WASHINGTON (AP) — A redacted version of special counsel Robert Mueller's report on the Russia investigation will be sent to Congress by mid-April and will not be shared with the White House beforehand, Attorney General William Barr said.
Barr's timeline, included in a letter to the chairmen of the House and Senate judiciary committees, sets up a possible showdown with House Democrats, who are insisting they see the full report next week.
In his letter, Barr said Friday he shares a desire for Congress and the public to be able to read Mueller's findings, which are included in the nearly 400-page report the special counsel submitted last week.
Barr said President Donald Trump would have the right to assert executive privilege over parts of the report. But he noted that Trump "has stated publicly that he intends to defer to me and, accordingly, there are no plans to submit the report to the White House for a privilege review."
Mueller officially concluded his investigation when he submitted the report last Friday. Two days later, Barr sent a four-page letter to Congress that detailed Mueller's "principal conclusions."
Mueller did not find that the Trump campaign coordinated or conspired with Russia, Barr wrote, and did not reach a conclusion on whether Trump obstructed justice. Barr said he and Deputy Attorney General Rod Rosenstein decided on their own that Mueller's evidence was insufficient to establish that the president committed obstruction.
Barr said he is preparing to redact multiple categories of information from the report and Mueller is helping the Justice Department identify sections that will be blacked out in the public version.
Those include grand jury material, information that would compromise sensitive sources and methods; information that could affect ongoing investigations, including those referred by Mueller’s office to other Justice Department offices and information that could infringe on the personal privacy and reputation of “peripheral third parties.”

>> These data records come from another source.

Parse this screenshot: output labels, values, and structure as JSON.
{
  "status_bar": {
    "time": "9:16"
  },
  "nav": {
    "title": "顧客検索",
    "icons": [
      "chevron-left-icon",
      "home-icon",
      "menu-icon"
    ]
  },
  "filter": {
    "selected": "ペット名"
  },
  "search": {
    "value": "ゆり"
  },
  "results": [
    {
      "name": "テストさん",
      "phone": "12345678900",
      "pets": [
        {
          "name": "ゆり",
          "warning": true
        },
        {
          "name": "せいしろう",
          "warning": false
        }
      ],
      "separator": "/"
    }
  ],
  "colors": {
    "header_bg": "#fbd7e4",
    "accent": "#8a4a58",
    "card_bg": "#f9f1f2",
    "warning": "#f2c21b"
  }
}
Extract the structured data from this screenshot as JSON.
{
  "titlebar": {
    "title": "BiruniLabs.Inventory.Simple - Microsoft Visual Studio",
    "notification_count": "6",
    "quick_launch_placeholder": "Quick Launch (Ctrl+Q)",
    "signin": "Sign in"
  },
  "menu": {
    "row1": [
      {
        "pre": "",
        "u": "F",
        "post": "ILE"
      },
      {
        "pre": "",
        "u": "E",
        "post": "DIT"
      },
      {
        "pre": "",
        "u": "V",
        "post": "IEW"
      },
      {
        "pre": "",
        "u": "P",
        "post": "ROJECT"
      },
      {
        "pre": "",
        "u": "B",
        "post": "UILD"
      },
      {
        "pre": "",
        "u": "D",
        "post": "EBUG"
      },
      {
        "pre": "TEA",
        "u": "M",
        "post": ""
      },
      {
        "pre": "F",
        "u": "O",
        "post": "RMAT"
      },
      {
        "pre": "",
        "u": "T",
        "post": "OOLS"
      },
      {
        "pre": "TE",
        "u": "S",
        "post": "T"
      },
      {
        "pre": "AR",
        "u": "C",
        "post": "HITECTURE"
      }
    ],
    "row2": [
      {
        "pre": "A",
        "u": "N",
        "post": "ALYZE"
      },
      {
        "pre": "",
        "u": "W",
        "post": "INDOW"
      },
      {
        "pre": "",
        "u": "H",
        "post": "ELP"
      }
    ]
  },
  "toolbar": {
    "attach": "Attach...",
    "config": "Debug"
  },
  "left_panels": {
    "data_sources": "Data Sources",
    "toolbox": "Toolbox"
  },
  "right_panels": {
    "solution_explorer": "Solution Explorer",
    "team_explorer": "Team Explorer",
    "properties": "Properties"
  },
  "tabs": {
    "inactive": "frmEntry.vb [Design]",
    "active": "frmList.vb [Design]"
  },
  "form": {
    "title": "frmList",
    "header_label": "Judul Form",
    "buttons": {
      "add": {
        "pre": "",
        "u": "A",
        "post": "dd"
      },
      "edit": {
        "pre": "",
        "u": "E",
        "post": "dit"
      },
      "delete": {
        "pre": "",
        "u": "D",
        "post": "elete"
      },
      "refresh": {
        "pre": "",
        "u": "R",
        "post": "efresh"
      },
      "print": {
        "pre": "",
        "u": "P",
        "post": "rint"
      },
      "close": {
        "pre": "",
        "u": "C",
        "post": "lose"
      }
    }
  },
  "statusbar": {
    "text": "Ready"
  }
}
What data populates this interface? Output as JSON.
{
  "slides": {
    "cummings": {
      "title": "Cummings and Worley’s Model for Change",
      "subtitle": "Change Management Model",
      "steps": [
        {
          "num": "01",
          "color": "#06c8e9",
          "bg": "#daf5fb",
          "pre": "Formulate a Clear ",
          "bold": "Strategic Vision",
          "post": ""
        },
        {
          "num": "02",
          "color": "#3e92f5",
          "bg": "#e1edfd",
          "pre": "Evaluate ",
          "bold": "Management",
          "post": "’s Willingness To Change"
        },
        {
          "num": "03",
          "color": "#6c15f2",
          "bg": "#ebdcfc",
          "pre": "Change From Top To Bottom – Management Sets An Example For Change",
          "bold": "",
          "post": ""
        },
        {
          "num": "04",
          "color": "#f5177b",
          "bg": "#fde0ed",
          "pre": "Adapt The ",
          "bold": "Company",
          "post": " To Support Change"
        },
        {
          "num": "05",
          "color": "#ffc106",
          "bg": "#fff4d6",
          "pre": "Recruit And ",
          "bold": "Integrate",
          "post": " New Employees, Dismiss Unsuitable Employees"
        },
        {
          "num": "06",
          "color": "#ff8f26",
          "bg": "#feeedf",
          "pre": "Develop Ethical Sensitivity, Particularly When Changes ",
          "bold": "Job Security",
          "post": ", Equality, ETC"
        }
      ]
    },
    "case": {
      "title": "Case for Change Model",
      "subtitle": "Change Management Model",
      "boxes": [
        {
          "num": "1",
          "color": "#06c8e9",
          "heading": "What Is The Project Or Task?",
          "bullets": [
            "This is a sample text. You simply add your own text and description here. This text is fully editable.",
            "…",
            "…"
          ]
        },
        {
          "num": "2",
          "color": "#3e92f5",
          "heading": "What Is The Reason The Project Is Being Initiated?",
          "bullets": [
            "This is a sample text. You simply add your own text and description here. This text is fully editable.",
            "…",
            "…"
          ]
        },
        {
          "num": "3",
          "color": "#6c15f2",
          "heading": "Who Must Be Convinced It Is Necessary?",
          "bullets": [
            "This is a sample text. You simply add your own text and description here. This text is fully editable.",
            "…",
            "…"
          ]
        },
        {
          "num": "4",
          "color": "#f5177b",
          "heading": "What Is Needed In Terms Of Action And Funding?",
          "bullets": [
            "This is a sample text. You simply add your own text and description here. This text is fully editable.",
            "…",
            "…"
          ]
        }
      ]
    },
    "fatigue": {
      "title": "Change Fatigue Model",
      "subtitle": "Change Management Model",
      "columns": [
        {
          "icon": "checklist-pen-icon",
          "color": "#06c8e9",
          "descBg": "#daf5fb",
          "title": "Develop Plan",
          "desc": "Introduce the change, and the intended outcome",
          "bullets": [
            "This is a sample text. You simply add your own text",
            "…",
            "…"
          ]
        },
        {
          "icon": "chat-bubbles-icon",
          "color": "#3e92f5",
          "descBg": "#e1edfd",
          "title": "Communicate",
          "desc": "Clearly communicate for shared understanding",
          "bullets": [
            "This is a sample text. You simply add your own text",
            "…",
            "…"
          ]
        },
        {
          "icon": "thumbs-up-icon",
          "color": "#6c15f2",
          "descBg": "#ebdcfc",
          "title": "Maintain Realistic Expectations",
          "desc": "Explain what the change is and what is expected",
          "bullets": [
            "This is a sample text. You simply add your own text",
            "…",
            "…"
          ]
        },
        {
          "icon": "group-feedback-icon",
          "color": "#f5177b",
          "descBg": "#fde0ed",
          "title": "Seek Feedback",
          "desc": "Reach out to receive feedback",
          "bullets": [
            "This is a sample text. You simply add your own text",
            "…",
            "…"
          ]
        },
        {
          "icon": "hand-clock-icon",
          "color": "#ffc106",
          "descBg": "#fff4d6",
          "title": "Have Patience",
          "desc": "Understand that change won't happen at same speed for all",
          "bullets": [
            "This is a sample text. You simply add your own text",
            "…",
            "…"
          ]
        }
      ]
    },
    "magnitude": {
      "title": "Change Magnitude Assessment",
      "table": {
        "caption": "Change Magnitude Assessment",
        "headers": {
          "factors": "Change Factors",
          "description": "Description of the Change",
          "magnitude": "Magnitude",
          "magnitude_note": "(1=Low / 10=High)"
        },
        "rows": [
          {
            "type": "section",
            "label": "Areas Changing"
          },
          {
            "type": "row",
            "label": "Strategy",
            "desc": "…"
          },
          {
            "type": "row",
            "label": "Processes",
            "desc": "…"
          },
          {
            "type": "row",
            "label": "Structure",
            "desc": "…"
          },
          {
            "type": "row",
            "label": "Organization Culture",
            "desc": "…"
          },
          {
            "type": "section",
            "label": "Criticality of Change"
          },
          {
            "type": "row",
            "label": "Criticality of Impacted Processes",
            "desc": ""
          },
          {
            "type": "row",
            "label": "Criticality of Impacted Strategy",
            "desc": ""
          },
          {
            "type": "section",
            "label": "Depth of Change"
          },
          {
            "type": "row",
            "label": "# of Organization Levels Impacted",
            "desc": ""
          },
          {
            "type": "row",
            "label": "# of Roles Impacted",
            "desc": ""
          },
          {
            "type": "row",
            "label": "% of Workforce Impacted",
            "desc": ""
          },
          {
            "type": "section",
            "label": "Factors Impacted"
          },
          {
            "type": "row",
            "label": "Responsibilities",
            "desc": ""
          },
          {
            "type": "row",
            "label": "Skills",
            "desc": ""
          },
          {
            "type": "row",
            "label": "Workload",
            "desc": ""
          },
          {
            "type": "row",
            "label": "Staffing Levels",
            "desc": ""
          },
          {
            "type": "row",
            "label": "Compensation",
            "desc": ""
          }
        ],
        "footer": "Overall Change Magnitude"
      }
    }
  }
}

"Our progress is such that I anticipate we will be in a position to release the report by mid-April, if not sooner," Barr wrote.
Barr said last week's letter detailing Mueller's "principal conclusions" was not intended to be an "exhaustive recounting" of the special counsel's investigation.
Barr described Mueller's report as nearly 400 pages long, not including the tables and supporting materials, which he said sets forth Mueller's analysis, findings and the reasons for his conclusions.
"Everyone will soon be able to read it on their own," Barr wrote. "I do not believe it would be in the public's interest for me to attempt to summarize the full report or to release it in serial or piecemeal fashion."
Asked about Barr's commitment to release a redacted version of Mueller's report, Trump said he has "a lot of confidence" in Barr "and if that's what he'd like to do, I have nothing to hide." He spoke at Mar-a-Lago, his private estate in Florida.
Barr's letter drew a quick — and critical — response from Rep. Jerrold Nadler, the chairman of the House Judiciary Committee, who had demanded the full Mueller report by April 2.
Nadler, D-N.Y., said that deadline still stands and called on Barr to join him in working to get a court order allowing the release of grand jury information to the committee, rather than spending "valuable time and resources" keeping portions of the report from Congress.
"There is ample precedent for the Department of Justice sharing all of the information that the Attorney General proposes to redact to the appropriate congressional committees," Nadler said in a statement. "Again, Congress must see the full report."
The Republican chairman of the Senate Judiciary Committee, Sen. Lindsey Graham of South Carolina, said he appreciated Barr's update and looked forward to the attorney general appearing before his panel on May 1.
Members of Congress will be in recess for two weeks beginning April 12, which could mean that lawmakers will be out of town when the report is delivered.
Associated Press writers Chad Day and Mary Clare Jalonick in Washington and Jonathan Lemire in Palm Beach, Florida contributed to this report.